**PROBLEM STATEMENT**
Could you please return each line of the data that has the word "dividend"?

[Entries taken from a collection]
━━━━━━━━━━━━━━━━━━━━
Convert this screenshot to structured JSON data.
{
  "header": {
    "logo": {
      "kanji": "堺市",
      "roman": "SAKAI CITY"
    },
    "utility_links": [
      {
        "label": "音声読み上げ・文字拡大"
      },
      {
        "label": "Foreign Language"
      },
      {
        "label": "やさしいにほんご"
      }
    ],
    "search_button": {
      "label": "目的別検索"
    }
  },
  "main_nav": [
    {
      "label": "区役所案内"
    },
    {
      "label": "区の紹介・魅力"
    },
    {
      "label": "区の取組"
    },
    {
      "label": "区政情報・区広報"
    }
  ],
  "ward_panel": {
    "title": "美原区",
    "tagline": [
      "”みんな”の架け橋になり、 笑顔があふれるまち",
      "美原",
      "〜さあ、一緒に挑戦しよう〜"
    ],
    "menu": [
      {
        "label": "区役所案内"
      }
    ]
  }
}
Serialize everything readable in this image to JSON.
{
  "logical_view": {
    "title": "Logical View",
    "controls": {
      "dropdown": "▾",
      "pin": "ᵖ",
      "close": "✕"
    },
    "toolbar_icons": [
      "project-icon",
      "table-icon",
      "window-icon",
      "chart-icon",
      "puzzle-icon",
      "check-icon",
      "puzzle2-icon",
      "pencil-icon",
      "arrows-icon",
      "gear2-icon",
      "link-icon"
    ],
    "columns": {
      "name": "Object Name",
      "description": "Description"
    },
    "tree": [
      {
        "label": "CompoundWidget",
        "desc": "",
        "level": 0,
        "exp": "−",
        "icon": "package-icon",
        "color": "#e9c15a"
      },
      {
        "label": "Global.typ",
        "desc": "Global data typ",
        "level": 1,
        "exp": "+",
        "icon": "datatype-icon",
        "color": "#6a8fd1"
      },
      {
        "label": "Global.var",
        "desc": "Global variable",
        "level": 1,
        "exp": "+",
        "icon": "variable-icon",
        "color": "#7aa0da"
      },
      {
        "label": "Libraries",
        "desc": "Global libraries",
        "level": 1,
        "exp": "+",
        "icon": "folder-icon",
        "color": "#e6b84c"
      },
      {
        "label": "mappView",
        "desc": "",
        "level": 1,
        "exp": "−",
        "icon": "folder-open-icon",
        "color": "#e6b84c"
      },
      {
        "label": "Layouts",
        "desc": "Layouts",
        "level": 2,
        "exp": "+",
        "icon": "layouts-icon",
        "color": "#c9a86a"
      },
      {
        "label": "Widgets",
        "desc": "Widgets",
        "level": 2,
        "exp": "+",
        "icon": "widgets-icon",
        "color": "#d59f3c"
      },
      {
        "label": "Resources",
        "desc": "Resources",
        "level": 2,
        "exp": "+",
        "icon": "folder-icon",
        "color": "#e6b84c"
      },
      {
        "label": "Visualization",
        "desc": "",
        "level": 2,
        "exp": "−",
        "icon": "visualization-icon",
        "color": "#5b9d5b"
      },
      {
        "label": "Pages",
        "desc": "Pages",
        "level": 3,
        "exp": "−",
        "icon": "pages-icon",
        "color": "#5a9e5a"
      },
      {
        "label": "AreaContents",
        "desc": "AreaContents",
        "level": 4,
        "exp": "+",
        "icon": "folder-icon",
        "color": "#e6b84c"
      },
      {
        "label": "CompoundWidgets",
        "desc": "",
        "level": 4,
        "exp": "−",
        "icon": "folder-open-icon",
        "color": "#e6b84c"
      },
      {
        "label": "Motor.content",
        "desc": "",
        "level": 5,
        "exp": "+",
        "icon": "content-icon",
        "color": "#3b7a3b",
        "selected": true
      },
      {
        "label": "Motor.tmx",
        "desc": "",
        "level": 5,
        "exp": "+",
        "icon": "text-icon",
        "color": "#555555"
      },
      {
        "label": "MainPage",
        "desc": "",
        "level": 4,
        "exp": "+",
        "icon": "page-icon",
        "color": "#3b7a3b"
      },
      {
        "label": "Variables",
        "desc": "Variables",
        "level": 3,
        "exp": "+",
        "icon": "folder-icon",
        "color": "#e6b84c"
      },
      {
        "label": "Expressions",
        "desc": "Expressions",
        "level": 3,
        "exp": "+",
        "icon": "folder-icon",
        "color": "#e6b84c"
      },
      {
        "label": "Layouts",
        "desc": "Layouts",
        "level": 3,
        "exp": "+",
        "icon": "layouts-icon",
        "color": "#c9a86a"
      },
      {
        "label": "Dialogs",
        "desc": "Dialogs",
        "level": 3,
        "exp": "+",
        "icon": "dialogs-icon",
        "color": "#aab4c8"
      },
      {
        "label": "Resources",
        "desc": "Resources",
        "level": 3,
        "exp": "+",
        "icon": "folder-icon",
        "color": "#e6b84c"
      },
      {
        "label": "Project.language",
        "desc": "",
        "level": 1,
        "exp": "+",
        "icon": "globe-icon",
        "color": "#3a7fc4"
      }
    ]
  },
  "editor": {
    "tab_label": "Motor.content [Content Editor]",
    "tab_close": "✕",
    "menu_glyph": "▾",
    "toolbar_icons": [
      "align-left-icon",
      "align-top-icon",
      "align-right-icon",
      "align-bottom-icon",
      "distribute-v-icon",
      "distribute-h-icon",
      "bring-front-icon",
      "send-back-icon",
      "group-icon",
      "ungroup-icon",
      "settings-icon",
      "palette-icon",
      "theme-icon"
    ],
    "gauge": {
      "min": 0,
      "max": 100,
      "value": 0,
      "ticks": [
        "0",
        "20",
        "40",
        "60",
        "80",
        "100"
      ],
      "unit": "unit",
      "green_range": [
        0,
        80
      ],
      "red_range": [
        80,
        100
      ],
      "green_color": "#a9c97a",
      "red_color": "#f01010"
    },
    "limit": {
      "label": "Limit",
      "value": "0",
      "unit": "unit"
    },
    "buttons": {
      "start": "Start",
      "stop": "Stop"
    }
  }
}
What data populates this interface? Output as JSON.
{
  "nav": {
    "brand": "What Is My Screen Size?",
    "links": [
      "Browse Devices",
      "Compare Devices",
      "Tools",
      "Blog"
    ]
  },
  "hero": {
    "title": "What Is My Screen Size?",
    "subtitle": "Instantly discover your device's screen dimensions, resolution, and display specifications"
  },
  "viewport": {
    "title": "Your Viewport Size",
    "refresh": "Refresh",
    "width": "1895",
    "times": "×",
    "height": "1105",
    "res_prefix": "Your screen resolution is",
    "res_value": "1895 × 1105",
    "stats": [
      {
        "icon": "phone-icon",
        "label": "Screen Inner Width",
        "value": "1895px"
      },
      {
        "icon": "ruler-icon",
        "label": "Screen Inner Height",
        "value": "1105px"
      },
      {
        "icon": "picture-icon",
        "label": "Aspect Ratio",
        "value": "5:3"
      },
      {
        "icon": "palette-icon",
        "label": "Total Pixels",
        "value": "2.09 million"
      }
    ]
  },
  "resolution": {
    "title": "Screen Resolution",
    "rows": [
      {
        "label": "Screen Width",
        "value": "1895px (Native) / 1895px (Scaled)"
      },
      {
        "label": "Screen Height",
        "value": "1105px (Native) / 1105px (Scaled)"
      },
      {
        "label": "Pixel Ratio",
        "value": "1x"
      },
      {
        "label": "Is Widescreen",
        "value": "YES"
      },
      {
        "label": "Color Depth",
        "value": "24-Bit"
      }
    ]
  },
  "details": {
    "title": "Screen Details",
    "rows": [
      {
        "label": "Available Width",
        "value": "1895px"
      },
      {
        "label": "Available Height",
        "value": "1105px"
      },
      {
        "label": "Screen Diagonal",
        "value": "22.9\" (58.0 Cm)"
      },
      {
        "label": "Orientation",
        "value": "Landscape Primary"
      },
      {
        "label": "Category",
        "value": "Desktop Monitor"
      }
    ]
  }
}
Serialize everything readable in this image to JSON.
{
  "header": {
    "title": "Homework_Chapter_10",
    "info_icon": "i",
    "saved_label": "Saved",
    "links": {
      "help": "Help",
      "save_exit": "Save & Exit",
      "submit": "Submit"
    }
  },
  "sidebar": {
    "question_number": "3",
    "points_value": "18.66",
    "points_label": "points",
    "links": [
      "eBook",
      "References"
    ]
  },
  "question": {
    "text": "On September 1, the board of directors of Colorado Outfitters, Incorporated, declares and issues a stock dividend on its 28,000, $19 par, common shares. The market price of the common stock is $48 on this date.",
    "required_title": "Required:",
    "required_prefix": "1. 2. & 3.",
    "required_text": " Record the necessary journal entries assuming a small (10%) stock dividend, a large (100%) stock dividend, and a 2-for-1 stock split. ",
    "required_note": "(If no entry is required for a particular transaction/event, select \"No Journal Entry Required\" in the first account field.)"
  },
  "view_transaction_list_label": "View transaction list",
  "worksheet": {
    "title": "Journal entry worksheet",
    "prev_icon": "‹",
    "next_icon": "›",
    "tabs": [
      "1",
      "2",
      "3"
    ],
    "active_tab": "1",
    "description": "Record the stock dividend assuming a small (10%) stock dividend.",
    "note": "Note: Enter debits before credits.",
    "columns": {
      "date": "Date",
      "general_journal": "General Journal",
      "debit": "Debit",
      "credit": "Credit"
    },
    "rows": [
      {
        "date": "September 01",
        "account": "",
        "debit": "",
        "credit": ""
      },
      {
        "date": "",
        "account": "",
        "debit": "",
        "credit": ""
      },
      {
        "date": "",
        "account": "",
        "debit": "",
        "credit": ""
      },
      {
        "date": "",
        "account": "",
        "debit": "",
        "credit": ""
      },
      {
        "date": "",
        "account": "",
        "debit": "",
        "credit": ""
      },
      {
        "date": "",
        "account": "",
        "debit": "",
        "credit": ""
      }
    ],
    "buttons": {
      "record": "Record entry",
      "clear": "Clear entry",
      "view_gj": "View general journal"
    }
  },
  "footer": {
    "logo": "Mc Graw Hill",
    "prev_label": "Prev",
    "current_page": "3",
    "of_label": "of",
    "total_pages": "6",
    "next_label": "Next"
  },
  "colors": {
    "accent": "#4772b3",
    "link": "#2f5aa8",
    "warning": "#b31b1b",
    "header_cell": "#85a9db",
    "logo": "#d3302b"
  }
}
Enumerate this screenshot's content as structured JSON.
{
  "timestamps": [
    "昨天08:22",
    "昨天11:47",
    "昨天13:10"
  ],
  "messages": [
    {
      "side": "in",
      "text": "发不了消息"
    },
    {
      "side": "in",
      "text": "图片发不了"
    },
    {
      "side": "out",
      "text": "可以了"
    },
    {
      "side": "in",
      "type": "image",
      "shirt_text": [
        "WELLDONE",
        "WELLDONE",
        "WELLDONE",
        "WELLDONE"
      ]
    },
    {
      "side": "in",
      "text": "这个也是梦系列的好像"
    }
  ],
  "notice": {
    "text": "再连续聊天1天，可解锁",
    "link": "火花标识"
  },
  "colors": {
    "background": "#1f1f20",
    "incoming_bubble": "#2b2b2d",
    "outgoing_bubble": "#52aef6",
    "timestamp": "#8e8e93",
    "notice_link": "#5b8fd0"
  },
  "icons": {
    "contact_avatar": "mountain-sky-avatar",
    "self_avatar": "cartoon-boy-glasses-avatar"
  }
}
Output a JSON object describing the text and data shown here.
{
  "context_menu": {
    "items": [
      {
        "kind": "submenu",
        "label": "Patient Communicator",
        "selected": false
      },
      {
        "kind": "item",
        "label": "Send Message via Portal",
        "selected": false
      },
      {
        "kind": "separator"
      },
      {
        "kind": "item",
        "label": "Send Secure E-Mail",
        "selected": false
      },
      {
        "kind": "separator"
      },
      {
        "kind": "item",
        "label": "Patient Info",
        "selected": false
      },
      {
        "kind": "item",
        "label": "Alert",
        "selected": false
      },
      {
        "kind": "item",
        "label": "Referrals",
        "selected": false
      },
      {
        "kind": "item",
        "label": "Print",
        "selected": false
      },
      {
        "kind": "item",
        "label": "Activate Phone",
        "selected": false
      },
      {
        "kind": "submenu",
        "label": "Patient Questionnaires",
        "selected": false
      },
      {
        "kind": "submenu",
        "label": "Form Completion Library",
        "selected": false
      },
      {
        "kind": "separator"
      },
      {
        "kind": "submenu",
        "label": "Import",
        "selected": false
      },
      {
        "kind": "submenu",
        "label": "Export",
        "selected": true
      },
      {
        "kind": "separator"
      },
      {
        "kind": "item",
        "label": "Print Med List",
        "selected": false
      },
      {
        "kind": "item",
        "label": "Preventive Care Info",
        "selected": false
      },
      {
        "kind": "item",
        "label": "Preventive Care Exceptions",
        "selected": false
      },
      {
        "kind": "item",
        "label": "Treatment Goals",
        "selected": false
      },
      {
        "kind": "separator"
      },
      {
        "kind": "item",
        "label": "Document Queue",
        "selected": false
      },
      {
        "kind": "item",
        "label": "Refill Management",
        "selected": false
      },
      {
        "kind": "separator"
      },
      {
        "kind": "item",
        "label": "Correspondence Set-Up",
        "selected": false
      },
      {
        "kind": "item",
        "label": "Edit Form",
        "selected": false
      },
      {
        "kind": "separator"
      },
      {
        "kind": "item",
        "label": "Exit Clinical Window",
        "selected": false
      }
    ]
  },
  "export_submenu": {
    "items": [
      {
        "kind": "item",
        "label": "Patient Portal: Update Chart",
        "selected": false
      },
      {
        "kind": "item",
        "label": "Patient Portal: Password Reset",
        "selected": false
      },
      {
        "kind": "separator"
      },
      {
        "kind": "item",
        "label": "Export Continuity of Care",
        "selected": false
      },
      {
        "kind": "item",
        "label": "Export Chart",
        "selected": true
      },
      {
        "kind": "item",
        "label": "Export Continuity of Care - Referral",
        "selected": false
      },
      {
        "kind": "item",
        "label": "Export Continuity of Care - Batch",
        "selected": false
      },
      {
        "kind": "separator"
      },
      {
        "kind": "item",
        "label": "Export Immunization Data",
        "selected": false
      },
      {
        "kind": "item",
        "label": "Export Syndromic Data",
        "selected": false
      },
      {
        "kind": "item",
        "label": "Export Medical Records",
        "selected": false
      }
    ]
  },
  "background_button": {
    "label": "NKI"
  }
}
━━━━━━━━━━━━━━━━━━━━
**ANSWER TO THIS EXERCISE**
    "text": "On September 1, the board of directors of Colorado Outfitters, Incorporated, declares and issues a stock dividend on its 28,000, $19 par, common shares. The market price of the common stock is $48 on this date.",
    "required_text": " Record the necessary journal entries assuming a small (10%) stock dividend, a large (100%) stock dividend, and a 2-for-1 stock split. ",
    "description": "Record the stock dividend assuming a small (10%) stock dividend.",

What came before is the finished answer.